We report significant improvement in both the power conversion efficiency and the environmental stability of solution-processed hybrid organic-inorganic solar cells by including a solution-processed ZnO nanocrystal layer between the photoactive layer and the cathode. For devices based on blends of poly(3-hexylthiophene) (P3HT) and mostly-spherical CdSe nanocrystals, incorporation of the ZnO layer leads to an up to 70% increase in the power conversion efficiency. Compared to only a few hours of shelf lifetime for unencapsulated devices with the metal cathode directly deposited on the hybrid active layer, devices with the ZnO layer can retain approximately 70% of the original efficiency when they are exposed to the laboratory ambient without encapsulation for more than two months.

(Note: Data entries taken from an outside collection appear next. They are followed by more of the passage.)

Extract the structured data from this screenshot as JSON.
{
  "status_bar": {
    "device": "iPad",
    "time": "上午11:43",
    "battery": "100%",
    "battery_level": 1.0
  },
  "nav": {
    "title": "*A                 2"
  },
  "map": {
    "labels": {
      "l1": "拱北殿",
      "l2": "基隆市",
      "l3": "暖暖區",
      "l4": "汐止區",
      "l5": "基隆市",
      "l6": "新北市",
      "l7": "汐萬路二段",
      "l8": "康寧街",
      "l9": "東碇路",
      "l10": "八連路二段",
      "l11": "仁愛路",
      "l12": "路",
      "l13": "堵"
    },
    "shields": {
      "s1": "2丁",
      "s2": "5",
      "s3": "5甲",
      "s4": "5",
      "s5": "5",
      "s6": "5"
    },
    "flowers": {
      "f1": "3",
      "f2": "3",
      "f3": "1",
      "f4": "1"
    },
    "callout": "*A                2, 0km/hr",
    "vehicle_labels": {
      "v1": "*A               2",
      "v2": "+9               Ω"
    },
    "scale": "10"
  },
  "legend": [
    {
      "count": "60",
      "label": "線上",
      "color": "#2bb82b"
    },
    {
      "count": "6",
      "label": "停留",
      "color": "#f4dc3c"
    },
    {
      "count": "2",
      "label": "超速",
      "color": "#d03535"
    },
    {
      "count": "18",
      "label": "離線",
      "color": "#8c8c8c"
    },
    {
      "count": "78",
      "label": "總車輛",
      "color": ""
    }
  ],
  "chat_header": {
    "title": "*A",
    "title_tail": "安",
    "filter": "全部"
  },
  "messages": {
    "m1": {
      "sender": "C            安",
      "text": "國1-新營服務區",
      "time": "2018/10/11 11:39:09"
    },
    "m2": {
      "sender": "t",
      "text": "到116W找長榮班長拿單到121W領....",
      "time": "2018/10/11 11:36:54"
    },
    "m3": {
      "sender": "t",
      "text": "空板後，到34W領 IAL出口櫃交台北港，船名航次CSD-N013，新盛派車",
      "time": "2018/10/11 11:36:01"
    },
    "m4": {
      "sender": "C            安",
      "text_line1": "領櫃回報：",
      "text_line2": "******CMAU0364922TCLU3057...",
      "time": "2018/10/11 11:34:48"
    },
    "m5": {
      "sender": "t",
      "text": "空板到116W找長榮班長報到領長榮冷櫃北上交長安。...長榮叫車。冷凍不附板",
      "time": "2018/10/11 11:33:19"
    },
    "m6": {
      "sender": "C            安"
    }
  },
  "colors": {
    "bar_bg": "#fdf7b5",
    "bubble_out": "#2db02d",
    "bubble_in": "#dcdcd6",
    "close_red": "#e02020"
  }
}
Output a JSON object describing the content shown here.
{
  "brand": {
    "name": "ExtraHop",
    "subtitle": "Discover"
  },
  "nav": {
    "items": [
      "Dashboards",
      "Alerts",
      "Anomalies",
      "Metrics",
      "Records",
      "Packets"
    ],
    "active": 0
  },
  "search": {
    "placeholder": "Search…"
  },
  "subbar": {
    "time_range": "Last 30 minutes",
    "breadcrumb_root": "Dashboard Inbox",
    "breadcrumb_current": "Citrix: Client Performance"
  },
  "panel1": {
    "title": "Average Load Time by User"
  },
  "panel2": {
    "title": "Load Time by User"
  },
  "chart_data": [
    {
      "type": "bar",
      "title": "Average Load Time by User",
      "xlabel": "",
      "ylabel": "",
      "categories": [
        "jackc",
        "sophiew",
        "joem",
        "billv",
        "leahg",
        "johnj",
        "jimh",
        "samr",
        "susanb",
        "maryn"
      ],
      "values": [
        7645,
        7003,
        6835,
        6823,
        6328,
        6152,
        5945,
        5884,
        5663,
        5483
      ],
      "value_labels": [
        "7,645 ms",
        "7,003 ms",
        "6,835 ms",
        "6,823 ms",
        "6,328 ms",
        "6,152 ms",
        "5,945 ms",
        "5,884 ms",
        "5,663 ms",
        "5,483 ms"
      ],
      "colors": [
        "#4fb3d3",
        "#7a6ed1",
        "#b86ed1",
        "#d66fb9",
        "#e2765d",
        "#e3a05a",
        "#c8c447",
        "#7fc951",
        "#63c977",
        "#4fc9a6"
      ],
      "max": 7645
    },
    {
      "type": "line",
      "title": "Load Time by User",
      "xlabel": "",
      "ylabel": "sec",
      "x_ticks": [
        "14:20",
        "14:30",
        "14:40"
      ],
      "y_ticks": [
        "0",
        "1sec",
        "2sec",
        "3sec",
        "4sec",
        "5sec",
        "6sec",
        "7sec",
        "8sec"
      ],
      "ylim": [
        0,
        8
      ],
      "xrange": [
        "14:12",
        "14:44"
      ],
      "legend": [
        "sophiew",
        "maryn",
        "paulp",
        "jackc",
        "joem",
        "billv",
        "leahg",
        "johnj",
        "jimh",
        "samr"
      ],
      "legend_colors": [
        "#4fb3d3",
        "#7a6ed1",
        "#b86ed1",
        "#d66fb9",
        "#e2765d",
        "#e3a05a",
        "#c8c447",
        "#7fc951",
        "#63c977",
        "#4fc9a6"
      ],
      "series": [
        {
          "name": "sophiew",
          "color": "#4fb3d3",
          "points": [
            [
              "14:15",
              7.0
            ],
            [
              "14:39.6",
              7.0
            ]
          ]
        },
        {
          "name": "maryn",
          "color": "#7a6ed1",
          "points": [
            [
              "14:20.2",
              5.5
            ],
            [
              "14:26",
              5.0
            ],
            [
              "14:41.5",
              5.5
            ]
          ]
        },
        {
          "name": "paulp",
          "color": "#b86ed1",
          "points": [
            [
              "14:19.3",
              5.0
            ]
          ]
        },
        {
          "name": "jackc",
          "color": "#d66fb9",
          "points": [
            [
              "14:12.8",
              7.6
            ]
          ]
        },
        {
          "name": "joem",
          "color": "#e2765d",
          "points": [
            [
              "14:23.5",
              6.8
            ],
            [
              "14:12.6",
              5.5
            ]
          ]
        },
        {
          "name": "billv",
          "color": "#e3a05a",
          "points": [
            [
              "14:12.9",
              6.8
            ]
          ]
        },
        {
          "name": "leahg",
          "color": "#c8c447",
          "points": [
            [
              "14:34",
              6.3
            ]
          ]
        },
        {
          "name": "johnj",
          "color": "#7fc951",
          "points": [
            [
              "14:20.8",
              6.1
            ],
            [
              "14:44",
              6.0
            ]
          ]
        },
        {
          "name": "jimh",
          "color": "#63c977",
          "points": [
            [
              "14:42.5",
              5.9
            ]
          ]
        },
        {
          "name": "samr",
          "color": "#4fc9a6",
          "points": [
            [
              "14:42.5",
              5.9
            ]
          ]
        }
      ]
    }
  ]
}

We attribute the function of this ZnO nanocrystal layer to a combination of optical, electronic, morphological, and chemical effects, including blocking leakage of photogenerated holes to the cathode, optimizing the optical intensity profile in the hybrid active layer, minimizing recombination or quenching of photogenerated excitons and charge carriers, significantly reducing the transport rate of oxygen and water molecules to the active layer and reducing degradation/oxidation of any low work function layer at the cathode interface.
Bibliographical noteFunding Information:
This work was supported in part by the US Department of Energy Solar Energy Technologies Program (Grant DE-FG36-08GO18020), Army Research Office Grant W911NF-07-1-0545), and the CAREER Program of the National Science Foundation (ECCS 0644690). Y.Z. and J.X. also acknowledge helps from Professor Qiwen Zhan at the University of Dayton for ellipsometry measurements. A.T. is grateful to the Chinese Scholarship Council for financial support. Assistance in data collection and reduction by the Major Analytical Instrumentation Center, particularly by Eric Lambers and Kerry Siebein, is gratefully acknowledged.